As a result, some otherwise unlikely alliances have been formed between local business owners and reproductive rights groups. “We don’t have any concern about the information they’re trying to get out to women about their babies and their pregnancy,” Jim Hooper, president of the Oklahoma Restaurant Association, told the AP. “This is just the wrong way to do it. It’s just another mandate on small businesses.”

For many, the signs are more than just a financial burden—they represent a thinly veiled attack on both women’s health and reproductive rights. “This is the government using its police power to shame and stigmatize women who seek abortion care, plain and simple,” Amanda Allen, senior state legislative counsel at the Center for Reproductive Rights, said in a statement. “This is government overreach at its worst — if the state truly cared about women’s health, they would provide accurate, unbiased information about access to the full range of reproductive health care services, including contraception, prenatal care, and abortion.”

Anti-abortion activists often use biased—or sometimes even factually incorrect—information to combat abortions—a constitutionally protected right. (Some states even have laws that require doctors to straight-up lie to their patients.) “While insulting, this bill is a drop in the bucket compared to all of the other attacks on abortion access Oklahoma has advanced, including a total abortion ban earlier this year,” Allen said. But, at least for now, the law appears to be on the side of reproductive rights; today, the Oklahoma Supreme Court blocked the state’s attempt to shut down abortion clinics with physicians without admitting privileges to local hospitals—a strategy pioneered by Texas.

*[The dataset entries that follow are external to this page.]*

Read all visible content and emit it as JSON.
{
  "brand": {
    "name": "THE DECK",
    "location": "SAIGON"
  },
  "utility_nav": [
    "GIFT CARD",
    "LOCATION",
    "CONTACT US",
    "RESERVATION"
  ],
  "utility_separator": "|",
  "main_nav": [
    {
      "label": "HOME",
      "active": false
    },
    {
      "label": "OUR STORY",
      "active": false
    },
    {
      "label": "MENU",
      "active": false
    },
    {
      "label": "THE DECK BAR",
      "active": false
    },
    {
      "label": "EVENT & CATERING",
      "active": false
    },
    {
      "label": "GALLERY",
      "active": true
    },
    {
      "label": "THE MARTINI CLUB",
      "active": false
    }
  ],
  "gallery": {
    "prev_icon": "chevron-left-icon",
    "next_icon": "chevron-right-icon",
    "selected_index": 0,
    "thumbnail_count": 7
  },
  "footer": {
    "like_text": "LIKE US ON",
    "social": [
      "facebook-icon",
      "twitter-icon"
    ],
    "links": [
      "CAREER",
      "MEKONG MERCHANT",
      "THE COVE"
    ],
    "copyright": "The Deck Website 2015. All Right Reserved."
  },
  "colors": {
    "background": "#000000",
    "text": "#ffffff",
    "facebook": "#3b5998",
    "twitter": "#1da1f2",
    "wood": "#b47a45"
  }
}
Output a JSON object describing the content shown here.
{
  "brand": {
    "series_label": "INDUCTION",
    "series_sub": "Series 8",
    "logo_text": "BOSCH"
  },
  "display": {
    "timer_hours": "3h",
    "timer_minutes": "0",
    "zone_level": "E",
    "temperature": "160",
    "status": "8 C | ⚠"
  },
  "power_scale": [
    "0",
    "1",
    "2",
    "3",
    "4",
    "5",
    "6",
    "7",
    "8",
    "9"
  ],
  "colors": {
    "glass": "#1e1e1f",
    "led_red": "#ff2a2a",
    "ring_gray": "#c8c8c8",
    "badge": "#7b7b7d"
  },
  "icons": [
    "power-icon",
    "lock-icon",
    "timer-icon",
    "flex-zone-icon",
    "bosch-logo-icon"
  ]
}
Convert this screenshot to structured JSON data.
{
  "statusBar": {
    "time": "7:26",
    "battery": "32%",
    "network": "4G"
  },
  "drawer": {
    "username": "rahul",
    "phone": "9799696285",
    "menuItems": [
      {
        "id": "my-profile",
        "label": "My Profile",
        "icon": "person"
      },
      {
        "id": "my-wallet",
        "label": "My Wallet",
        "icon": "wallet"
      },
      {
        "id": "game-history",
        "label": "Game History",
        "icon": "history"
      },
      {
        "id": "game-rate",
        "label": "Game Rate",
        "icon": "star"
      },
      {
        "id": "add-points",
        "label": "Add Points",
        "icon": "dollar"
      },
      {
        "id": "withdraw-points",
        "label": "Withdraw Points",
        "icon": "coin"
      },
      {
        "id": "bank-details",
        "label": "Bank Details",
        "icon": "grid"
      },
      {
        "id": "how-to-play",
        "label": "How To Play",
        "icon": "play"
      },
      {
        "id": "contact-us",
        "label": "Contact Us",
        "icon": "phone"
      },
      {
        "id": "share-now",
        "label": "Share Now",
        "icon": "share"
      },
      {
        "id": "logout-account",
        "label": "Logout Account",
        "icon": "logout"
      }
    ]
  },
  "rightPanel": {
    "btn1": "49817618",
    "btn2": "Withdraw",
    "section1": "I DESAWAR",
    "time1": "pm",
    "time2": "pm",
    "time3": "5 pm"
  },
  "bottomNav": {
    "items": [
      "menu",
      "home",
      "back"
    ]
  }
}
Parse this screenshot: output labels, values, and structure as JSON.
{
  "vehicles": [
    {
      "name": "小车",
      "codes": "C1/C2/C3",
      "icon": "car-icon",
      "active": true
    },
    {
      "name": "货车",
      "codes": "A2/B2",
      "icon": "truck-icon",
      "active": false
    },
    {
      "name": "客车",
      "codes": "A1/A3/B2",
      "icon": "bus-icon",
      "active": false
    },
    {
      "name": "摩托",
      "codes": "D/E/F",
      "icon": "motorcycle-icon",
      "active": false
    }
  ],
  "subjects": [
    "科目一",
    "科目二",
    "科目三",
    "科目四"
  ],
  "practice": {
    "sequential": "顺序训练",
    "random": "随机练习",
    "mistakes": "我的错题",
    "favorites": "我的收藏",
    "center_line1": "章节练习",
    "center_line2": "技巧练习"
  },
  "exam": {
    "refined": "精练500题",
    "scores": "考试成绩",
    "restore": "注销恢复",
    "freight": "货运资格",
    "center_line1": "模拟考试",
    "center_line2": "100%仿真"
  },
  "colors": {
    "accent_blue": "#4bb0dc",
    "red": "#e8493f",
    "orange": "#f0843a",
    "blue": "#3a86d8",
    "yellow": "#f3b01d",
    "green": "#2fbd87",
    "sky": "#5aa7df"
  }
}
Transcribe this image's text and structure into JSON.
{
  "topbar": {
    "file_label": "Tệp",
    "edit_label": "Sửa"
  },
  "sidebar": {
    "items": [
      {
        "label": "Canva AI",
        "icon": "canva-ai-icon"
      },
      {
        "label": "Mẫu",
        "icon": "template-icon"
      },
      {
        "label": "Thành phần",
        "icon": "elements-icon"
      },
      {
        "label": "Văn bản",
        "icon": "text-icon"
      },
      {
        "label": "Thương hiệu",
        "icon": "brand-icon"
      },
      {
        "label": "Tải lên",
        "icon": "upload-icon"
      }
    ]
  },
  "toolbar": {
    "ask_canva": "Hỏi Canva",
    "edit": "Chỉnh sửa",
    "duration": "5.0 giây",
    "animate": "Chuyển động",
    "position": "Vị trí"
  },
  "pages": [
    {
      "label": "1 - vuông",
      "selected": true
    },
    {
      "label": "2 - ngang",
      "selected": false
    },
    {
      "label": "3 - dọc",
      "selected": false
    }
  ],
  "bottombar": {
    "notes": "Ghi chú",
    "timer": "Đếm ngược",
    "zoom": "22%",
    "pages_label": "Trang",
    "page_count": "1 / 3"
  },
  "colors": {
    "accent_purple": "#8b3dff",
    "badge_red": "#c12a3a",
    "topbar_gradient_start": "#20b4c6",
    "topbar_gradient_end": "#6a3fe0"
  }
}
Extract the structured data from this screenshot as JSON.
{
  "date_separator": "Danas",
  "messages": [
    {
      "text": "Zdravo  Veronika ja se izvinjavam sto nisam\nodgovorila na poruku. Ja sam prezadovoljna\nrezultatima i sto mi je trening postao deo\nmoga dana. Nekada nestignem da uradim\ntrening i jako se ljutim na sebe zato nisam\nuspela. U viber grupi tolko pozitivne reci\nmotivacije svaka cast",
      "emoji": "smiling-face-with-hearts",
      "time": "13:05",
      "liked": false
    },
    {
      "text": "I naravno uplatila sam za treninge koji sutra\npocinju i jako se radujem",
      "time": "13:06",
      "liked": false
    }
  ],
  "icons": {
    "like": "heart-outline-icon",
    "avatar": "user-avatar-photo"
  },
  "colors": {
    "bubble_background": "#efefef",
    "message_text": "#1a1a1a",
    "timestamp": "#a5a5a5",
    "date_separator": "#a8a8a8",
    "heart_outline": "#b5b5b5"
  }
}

But every win for reproductive rights in the state will make informational campaigns like the new bathroom signs even more important to Oklahoma lawmakers. If they can’t actually limit access to abortions for women in the state, they can at least try to trick them into thinking it’s not an option.